──────── INFORMATION
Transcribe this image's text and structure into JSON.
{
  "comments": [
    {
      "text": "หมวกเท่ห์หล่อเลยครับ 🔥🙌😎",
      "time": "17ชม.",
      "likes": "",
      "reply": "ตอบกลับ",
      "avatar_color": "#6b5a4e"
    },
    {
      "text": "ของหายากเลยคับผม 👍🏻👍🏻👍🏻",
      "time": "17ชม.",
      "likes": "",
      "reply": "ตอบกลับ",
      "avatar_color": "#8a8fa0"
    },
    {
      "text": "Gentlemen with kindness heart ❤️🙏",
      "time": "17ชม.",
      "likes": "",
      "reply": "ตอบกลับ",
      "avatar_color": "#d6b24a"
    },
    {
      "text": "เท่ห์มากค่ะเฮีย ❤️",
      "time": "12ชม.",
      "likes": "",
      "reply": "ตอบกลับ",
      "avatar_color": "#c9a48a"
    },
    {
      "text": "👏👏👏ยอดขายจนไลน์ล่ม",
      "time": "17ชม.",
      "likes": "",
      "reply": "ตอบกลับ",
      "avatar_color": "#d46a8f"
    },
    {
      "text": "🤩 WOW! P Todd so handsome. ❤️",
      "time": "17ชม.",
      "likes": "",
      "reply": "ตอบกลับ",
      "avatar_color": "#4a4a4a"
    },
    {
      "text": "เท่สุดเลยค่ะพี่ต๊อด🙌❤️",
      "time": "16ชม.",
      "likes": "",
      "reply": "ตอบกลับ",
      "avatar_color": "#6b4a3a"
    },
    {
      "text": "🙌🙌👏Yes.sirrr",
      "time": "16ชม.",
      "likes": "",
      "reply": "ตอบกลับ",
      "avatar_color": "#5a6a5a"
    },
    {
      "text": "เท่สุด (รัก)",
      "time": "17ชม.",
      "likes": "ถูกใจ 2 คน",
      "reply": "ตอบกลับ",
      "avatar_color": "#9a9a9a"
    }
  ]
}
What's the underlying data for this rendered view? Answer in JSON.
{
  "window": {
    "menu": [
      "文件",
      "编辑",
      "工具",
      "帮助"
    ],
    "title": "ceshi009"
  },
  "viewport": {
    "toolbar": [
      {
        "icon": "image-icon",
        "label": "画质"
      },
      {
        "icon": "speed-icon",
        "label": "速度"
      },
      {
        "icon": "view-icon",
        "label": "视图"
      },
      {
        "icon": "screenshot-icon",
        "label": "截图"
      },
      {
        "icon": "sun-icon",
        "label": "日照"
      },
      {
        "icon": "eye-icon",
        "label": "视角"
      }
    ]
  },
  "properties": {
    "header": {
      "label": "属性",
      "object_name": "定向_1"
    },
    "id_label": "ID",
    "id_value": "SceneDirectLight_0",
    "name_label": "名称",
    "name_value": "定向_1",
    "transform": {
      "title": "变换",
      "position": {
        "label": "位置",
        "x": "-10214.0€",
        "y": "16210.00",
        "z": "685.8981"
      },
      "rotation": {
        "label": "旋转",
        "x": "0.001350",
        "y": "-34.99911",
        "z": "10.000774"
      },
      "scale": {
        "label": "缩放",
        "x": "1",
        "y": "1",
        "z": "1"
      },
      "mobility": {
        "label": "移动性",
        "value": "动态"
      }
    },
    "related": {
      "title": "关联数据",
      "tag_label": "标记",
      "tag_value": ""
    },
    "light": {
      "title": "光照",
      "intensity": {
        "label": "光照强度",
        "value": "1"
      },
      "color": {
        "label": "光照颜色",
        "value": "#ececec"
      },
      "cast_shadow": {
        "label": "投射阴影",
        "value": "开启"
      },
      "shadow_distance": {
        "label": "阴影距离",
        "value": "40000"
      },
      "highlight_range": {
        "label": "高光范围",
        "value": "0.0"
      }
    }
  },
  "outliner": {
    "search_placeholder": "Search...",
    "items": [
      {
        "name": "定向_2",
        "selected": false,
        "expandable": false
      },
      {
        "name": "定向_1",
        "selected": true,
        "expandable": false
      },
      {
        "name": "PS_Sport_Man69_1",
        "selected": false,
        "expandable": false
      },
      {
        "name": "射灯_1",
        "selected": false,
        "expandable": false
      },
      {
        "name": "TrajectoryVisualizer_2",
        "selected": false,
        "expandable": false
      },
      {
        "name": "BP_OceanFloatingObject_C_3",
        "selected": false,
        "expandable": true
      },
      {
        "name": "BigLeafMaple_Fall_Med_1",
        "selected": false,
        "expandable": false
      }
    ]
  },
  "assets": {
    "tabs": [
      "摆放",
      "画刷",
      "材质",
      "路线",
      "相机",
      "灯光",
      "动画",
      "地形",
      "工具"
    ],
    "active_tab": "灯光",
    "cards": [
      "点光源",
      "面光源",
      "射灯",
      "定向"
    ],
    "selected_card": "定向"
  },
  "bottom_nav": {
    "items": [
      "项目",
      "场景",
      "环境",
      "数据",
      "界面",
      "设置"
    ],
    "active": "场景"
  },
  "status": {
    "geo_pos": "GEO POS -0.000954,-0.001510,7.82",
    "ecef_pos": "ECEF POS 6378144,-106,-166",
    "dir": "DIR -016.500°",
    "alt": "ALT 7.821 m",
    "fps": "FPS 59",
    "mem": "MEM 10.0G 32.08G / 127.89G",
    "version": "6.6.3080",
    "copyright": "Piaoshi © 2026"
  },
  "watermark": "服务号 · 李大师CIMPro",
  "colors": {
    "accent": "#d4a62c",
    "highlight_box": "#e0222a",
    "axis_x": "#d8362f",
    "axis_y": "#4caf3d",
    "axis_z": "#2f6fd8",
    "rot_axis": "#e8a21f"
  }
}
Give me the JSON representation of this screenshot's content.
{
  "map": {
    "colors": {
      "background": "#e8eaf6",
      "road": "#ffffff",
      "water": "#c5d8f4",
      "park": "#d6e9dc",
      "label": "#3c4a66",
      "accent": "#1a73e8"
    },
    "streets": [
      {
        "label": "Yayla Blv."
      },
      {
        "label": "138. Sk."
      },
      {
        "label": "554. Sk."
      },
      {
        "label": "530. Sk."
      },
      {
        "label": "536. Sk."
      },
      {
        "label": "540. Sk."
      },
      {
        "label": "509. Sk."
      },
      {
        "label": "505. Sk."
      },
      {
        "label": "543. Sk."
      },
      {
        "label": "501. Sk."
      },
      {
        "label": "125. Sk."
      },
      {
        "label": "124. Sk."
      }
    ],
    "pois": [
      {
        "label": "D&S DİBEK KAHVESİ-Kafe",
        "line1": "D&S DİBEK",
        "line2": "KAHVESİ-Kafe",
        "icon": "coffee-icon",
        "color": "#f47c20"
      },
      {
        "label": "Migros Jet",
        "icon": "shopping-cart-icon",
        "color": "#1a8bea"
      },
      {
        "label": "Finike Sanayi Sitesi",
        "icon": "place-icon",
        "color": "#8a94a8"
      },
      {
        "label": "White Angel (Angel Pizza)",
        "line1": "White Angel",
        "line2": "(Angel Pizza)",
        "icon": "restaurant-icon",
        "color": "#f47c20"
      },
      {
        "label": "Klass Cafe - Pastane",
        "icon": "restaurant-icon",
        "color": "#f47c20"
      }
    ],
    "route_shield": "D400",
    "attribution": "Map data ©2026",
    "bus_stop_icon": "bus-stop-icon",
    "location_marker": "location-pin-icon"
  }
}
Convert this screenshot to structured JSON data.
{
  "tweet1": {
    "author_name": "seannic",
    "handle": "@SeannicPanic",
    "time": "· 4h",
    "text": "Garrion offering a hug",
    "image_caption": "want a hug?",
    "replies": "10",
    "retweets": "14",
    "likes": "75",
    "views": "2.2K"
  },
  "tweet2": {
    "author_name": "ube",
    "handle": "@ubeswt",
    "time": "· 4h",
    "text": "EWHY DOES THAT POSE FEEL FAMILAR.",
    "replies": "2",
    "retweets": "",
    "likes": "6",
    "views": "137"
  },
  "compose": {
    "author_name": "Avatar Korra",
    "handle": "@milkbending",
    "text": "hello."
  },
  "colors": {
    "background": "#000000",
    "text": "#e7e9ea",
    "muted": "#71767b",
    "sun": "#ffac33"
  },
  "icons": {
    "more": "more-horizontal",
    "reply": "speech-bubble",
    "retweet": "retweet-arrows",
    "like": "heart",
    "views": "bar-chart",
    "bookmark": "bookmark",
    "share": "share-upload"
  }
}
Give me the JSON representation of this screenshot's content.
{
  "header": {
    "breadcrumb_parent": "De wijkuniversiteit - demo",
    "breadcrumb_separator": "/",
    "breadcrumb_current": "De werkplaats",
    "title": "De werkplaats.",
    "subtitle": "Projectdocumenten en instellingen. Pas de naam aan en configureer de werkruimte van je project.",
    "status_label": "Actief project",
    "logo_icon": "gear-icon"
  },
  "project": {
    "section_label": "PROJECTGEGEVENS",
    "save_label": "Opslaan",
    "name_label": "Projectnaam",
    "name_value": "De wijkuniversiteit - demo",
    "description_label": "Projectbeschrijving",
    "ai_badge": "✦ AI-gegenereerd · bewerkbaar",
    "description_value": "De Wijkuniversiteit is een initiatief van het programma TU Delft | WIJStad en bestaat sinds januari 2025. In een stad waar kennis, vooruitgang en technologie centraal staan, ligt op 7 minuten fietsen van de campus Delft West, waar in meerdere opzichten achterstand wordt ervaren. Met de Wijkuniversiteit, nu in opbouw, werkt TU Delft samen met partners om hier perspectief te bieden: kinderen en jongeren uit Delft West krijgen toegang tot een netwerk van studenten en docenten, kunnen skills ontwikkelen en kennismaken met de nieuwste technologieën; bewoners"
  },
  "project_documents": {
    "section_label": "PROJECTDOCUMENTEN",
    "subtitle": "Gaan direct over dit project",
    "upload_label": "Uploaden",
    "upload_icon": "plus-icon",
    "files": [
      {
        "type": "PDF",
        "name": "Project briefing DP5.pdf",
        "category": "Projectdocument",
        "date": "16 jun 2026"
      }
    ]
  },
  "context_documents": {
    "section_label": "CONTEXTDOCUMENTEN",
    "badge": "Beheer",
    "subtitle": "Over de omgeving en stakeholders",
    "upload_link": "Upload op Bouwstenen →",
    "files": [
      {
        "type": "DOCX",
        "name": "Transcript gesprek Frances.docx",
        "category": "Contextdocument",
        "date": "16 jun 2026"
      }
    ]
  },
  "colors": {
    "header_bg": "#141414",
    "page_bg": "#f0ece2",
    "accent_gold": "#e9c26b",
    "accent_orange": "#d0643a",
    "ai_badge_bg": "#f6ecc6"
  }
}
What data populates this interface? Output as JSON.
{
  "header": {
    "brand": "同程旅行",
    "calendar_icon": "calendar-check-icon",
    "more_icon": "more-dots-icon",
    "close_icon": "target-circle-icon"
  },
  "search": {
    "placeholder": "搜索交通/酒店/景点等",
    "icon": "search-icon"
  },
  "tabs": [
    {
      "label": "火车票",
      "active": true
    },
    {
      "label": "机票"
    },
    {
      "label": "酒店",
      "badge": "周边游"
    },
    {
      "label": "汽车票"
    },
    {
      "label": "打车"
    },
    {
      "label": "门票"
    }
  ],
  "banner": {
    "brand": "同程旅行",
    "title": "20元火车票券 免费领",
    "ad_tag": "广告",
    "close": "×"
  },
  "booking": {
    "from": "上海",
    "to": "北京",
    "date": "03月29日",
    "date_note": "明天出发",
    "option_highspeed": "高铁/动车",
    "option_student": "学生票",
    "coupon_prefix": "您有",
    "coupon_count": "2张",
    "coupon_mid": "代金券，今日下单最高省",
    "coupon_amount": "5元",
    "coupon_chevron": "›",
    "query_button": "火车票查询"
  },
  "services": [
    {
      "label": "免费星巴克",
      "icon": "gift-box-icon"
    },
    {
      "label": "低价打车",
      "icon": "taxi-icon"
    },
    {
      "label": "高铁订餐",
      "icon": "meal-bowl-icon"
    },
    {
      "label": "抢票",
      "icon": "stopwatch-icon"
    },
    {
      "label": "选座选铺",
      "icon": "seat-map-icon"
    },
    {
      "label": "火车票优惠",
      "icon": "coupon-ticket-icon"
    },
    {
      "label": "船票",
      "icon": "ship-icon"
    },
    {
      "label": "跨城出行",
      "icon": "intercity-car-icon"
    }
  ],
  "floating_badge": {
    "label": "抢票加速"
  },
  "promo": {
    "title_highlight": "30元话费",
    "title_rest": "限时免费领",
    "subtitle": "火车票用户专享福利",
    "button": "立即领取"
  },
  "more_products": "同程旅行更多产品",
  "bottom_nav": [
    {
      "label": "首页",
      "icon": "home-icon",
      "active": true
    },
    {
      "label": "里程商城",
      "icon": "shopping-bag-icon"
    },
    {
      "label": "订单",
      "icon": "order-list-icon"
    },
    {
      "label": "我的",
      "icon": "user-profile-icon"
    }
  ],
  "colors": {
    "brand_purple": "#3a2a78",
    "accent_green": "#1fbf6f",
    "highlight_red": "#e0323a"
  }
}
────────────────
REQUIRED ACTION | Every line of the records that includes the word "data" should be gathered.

YOUR RESPONSE |
What's the underlying data for this rendered view? Answer in JSON.
    "attribution": "Map data ©2026",
Convert this screenshot to structured JSON data.
What data populates this interface? Output as JSON.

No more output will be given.